Heading into his freshman season at Arizona State, Walker knew he had more work to do, especially when it came to his body composition.
“When I first got on campus in the summer, my body fat was 19.9%, almost the 20 bomb,” he said with a chuckle. “But, now that my weight was better, I started focusing more on cutting the fat and gaining lean muscle. The coaches told me to keep my weight between 180 and 190 and to get as close to 10% body fat as I could. They said, you can play hockey at this level or you can have the cheeseburgers and that’s when I decided that no cheeseburger tastes that good.”
Walker started his freshman season at 185 and got leaner as the season went on while scoring 17 goals and 24 points in 32 games for the Sun Devils.
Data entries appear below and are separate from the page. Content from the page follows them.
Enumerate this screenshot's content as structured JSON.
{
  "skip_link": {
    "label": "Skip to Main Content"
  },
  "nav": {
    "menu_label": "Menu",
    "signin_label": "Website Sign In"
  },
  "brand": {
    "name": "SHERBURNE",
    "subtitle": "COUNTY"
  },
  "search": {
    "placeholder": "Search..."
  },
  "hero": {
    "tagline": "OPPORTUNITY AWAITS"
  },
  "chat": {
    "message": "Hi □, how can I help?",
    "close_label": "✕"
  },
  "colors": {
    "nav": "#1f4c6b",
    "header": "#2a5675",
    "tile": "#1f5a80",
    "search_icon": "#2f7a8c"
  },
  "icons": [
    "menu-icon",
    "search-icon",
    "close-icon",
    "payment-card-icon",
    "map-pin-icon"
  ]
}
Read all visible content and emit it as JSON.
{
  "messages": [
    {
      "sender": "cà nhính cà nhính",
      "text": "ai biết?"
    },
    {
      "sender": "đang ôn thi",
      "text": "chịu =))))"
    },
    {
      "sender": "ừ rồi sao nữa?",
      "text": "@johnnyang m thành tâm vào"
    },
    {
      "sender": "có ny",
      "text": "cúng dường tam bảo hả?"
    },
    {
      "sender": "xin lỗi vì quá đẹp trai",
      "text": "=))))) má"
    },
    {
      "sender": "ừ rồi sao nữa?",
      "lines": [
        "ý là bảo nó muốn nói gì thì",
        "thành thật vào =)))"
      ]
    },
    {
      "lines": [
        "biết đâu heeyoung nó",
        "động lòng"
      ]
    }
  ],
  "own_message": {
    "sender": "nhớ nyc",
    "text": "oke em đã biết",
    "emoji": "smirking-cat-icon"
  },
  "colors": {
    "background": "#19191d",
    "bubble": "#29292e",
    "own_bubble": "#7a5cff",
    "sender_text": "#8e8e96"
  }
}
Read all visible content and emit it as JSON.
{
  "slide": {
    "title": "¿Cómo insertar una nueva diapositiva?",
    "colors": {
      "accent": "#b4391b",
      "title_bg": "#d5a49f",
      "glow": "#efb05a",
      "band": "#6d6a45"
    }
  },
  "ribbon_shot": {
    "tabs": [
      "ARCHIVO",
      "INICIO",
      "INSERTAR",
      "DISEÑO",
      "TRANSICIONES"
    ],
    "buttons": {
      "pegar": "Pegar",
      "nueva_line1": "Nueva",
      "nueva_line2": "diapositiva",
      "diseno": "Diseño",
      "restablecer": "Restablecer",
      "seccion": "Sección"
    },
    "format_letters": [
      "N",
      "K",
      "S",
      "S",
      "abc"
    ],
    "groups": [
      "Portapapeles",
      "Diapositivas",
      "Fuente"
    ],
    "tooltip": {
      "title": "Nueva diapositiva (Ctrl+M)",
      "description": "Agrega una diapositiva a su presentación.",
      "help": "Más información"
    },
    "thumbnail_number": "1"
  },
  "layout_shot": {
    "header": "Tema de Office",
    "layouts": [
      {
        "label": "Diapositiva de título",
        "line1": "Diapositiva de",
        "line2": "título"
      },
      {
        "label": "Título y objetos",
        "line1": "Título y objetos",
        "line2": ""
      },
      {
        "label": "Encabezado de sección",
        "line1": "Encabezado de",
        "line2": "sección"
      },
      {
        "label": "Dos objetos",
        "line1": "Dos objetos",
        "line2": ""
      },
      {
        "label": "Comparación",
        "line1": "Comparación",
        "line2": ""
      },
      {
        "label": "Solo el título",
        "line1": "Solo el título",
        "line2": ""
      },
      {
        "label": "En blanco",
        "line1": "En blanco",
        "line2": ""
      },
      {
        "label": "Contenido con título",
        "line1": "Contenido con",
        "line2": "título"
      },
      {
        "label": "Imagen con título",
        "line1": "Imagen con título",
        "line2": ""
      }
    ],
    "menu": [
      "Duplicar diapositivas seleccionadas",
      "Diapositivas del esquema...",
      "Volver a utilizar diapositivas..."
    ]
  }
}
His strong season raised some eyebrows among NHL scouts, especially the Columbus Blue Jackets who invited him to their development camp.
In his sophomore year, Walker’s body fat was between ten and 11-percent while maintaining his 185 pounds and scoring 23 goals and 34 points in 32 games. He finished in a five-way tie for second in goal scoring in the country despite playing at least seven fewer games. Columbus again invited him to their development camp, but they weren’t the only team interested in the opportunity to woo him as a potential free agent signing. A handful of teams reached out and there was even chatter that he might not return to Tempe for his junior season, but Walker wasn’t done at ASU yet.
“I signed up to be part of something special. No one — except us — thought we could make it to the NCAA tournament last year, especially without a conference,” he said. “But we did and we know we can do more and I want to be a part of it. I want to help this team win a national championship.”
There are also some aspects of his game he’d like to work on. As the driving force behind ASU’s offensive attack, Walker is known for his willingness to do the hard work in the dirty areas to retrieve or maintain puck possession, has good vision, a quick release and an accurate shot, but he’s working on getting stronger and continuing to get leaner, clean up his defensive zone coverage and getting faster.
“I think, offensively, I’m pretty skilled and able to make plays when I create a little time and space and even grinding it out down in the corners. I like to play a hard heavy game and generate offensive opportunities that way,” explained the 23-year-old. “But, I’ve never been fast and I don’t know that I’ll ever qualify as fast, but I can get faster and have quicker feet and I can get stronger on my skates to help me win more one-on-one battles and, of course, continue to work on my conditioning and, then, just bring everything up to the next level to prepare myself for the next step in my career.”
If Walker continues to put up offence at a point-per-game pace, he could find himself in contention for the Hobey Baker Memorial Award while leading Arizona State to back-to-back NCAA tournament appearances, not to mention the opportunity to accomplish the lifelong dream of becoming a professional hockey player when the season is over.
“My coaches and trainers these past few years have been amazing and not only did they help save my hockey career, but they saved my life too. I was so unhealthy and it’s amazing to think of where I was four years ago and where I am now and it’s incredibly motivating to think of where I could be four years from now, if I continue on this path and keep improving.”
“So, I’m just trying to push forward and make the most of it,” Walker said. “I know I’m very fortunate. I feel like I’ve gotten a second crack at this and a lot of guys don’t even get one. With the opportunity I got in Chicago and then the opportunity I’ve gotten here, like… I just couldn’t be more grateful and I’m definitely not going to waste it.”